[[ Source material, beginning ]]
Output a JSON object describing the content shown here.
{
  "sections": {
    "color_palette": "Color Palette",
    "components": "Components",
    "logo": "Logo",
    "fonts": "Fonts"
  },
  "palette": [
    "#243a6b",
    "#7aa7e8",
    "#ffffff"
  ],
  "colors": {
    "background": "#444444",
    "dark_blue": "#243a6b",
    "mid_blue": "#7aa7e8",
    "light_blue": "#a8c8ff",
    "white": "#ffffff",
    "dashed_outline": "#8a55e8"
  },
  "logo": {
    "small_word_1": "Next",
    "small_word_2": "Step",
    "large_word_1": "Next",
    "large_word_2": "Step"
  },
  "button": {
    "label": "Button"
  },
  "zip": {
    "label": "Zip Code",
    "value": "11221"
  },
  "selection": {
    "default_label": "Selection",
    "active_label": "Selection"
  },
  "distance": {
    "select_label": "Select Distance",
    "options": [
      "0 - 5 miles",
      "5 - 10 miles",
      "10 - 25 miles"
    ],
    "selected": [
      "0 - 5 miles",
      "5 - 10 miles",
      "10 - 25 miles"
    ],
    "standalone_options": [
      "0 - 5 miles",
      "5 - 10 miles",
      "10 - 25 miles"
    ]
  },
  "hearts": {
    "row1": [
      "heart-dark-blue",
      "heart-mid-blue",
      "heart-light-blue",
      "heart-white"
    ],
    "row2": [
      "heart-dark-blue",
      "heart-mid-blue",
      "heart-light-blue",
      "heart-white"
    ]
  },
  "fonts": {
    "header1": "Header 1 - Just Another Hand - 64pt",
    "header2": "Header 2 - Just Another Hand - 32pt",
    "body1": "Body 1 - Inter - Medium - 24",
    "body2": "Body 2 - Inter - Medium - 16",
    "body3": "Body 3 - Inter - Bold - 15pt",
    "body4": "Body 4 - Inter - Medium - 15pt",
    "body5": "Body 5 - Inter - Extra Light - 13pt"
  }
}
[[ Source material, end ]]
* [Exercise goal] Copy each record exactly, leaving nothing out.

* [Exercise result]
Output a JSON object describing the content shown here.
{
  "sections": {
    "color_palette": "Color Palette",
    "components": "Components",
    "logo": "Logo",
    "fonts": "Fonts"
  },
  "palette": [
    "#243a6b",
    "#7aa7e8",
    "#ffffff"
  ],
  "colors": {
    "background": "#444444",
    "dark_blue": "#243a6b",
    "mid_blue": "#7aa7e8",
    "light_blue": "#a8c8ff",
    "white": "#ffffff",
    "dashed_outline": "#8a55e8"
  },
  "logo": {
    "small_word_1": "Next",
    "small_word_2": "Step",
    "large_word_1": "Next",
    "large_word_2": "Step"
  },
  "button": {
    "label": "Button"
  },
  "zip": {
    "label": "Zip Code",
    "value": "11221"
  },
  "selection": {
    "default_label": "Selection",
    "active_label": "Selection"
  },
  "distance": {
    "select_label": "Select Distance",
    "options": [
      "0 - 5 miles",
      "5 - 10 miles",
      "10 - 25 miles"
    ],
    "selected": [
      "0 - 5 miles",
      "5 - 10 miles",
      "10 - 25 miles"
    ],
    "standalone_options": [
      "0 - 5 miles",
      "5 - 10 miles",
      "10 - 25 miles"
    ]
  },
  "hearts": {
    "row1": [
      "heart-dark-blue",
      "heart-mid-blue",
      "heart-light-blue",
      "heart-white"
    ],
    "row2": [
      "heart-dark-blue",
      "heart-mid-blue",
      "heart-light-blue",
      "heart-white"
    ]
  },
  "fonts": {
    "header1": "Header 1 - Just Another Hand - 64pt",
    "header2": "Header 2 - Just Another Hand - 32pt",
    "body1": "Body 1 - Inter - Medium - 24",
    "body2": "Body 2 - Inter - Medium - 16",
    "body3": "Body 3 - Inter - Bold - 15pt",
    "body4": "Body 4 - Inter - Medium - 15pt",
    "body5": "Body 5 - Inter - Extra Light - 13pt"
  }
}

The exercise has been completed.